WHAT TO WORK ON: Every line below that holds the string "content" should be copied out.

*** Opening of DATA SUPPLIED ***

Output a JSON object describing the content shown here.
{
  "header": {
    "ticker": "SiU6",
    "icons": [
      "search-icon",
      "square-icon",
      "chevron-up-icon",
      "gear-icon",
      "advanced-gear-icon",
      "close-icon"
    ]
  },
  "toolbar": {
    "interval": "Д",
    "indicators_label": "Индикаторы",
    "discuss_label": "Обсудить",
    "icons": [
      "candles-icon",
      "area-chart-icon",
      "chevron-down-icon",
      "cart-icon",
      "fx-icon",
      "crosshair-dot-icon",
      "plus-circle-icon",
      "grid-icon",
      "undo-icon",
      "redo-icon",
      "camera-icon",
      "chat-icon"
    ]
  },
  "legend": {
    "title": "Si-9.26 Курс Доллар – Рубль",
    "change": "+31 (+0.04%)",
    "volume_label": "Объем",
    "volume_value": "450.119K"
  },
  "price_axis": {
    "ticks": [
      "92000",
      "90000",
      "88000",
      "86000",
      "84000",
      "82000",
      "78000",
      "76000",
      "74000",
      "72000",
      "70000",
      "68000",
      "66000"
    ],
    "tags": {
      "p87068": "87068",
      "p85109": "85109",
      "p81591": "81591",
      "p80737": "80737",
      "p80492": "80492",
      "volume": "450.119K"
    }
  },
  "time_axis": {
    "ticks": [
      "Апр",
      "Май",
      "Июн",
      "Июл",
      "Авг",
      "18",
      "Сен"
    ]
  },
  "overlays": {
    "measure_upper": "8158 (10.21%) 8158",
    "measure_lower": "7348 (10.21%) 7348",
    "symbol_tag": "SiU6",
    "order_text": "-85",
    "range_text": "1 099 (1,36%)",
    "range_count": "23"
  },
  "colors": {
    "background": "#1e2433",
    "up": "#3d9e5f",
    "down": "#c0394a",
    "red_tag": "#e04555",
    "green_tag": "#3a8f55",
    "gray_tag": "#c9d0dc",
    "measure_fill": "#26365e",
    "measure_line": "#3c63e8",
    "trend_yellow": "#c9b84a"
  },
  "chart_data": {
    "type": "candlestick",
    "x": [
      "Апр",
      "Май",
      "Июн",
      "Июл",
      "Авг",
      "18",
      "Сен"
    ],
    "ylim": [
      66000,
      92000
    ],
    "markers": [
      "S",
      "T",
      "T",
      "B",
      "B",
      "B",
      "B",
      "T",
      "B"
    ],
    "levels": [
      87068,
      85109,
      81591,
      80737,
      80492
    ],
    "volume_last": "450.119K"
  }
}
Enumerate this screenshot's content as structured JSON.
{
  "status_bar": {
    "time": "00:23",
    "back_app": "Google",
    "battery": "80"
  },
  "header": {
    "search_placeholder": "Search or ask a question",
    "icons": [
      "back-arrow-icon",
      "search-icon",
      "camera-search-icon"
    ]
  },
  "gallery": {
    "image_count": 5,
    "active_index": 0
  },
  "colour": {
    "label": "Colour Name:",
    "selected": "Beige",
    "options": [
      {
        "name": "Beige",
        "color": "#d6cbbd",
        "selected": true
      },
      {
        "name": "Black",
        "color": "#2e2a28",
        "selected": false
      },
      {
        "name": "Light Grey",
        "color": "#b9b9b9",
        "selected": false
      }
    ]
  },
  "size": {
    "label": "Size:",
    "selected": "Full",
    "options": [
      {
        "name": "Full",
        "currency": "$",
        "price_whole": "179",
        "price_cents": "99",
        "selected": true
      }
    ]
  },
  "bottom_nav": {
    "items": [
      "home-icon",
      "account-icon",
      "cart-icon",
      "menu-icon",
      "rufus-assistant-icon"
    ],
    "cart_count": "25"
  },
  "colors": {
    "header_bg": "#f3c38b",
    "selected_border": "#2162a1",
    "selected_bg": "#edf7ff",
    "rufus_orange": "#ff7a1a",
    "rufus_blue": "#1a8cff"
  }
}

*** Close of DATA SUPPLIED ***

RESULT FOR THIS TASK:
Output a JSON object describing the content shown here.
Enumerate this screenshot's content as structured JSON.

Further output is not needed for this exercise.